**Assignment:**
State how many lines in the listing below include the word "Arbeitsplätze". Give nothing but the number.

**Stored data:**

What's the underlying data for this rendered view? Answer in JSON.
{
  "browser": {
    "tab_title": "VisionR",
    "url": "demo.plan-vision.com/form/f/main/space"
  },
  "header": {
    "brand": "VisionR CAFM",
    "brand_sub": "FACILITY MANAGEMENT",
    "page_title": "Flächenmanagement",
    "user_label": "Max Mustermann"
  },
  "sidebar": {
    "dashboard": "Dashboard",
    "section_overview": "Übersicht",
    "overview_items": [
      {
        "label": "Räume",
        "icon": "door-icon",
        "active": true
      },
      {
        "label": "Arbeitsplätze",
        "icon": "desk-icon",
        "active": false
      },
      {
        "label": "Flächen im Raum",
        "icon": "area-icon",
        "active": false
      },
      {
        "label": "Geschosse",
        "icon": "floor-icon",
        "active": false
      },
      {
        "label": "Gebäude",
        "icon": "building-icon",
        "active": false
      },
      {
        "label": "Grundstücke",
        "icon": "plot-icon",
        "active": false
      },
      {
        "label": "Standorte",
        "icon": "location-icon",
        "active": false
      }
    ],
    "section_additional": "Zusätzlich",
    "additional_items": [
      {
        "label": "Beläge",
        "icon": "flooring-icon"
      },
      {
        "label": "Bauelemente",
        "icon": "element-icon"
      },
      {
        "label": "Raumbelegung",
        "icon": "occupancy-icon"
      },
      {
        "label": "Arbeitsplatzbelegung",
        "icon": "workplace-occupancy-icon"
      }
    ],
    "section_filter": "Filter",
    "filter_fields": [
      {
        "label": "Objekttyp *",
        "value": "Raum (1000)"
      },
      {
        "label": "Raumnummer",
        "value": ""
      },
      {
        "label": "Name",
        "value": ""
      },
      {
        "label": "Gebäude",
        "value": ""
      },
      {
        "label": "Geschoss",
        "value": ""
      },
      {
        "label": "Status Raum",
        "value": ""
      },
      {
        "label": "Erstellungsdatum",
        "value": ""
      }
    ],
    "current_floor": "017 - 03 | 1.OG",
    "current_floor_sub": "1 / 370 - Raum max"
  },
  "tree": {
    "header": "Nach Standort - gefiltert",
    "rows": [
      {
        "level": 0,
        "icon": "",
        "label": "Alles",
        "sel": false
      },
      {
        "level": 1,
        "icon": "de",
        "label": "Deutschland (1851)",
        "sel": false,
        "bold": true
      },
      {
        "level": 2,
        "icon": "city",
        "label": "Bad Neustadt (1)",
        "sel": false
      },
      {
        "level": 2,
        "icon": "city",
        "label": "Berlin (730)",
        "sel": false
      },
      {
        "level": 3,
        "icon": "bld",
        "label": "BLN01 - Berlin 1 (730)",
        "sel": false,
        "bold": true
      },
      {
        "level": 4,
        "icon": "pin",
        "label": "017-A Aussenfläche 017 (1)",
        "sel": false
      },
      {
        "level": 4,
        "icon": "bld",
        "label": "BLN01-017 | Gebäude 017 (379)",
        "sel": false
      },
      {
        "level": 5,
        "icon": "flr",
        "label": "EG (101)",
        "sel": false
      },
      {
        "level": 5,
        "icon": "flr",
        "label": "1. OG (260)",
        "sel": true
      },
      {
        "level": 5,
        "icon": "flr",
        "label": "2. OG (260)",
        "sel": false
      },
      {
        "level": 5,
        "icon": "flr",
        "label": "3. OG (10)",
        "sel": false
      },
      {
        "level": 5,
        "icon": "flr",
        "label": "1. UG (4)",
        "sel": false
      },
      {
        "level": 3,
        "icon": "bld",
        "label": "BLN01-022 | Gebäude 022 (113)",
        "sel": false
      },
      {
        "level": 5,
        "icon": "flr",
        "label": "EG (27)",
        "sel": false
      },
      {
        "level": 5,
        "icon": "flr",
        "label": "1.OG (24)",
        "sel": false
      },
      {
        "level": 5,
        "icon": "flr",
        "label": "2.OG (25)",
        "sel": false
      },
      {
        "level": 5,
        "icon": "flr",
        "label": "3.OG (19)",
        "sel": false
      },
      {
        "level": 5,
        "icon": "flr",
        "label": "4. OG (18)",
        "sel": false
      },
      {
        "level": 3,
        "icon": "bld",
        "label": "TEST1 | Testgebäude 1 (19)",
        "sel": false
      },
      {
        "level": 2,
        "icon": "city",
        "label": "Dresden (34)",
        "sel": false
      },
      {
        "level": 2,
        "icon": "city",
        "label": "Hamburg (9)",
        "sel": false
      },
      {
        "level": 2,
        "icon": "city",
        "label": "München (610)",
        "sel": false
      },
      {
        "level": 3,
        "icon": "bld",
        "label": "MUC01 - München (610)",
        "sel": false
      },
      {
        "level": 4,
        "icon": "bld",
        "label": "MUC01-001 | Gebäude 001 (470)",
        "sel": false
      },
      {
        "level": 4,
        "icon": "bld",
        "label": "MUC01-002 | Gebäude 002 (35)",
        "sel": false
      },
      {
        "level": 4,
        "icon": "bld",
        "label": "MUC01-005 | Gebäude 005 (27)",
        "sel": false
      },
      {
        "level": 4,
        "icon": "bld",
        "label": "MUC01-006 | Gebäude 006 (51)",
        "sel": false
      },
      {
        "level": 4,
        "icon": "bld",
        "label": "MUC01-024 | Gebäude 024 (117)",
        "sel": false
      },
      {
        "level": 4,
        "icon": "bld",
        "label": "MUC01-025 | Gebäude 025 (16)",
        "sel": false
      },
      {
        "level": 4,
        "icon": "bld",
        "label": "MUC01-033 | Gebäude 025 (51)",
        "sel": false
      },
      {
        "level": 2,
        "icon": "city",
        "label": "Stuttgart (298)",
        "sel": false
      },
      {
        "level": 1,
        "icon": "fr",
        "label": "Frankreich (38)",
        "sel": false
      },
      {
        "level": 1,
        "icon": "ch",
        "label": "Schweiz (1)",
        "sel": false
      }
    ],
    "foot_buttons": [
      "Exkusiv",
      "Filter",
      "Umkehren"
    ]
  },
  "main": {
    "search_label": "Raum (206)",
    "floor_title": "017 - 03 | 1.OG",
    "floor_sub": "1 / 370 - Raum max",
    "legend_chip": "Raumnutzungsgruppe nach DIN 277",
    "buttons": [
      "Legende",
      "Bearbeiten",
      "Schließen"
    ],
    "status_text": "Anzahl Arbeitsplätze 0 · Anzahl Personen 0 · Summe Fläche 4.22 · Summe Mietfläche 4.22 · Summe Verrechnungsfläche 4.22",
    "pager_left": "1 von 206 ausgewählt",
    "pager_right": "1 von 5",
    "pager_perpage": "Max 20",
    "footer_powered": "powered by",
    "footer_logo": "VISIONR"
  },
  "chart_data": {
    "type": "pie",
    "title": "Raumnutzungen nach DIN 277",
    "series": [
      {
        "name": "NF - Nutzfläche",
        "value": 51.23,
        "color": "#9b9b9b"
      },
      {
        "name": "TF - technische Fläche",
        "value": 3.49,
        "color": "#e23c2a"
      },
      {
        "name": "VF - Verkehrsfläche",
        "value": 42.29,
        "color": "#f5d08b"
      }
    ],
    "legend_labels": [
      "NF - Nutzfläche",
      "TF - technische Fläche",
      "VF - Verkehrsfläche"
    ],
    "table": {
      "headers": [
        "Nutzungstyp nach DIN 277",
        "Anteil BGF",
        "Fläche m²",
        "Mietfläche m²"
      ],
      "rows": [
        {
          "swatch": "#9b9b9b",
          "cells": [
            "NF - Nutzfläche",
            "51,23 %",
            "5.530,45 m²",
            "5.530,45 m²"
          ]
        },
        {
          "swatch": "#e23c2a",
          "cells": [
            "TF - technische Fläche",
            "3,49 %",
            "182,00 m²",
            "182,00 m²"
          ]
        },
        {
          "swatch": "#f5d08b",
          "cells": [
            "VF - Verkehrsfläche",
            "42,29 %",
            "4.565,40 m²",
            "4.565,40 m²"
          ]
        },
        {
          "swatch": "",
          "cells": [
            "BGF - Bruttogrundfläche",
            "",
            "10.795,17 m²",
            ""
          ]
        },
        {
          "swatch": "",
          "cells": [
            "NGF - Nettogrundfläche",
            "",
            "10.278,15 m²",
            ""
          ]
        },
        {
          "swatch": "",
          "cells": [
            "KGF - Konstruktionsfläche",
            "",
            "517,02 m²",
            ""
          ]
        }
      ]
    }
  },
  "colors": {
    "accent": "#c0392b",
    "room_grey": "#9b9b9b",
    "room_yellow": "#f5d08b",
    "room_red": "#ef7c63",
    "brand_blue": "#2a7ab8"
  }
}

**Written solution:**
2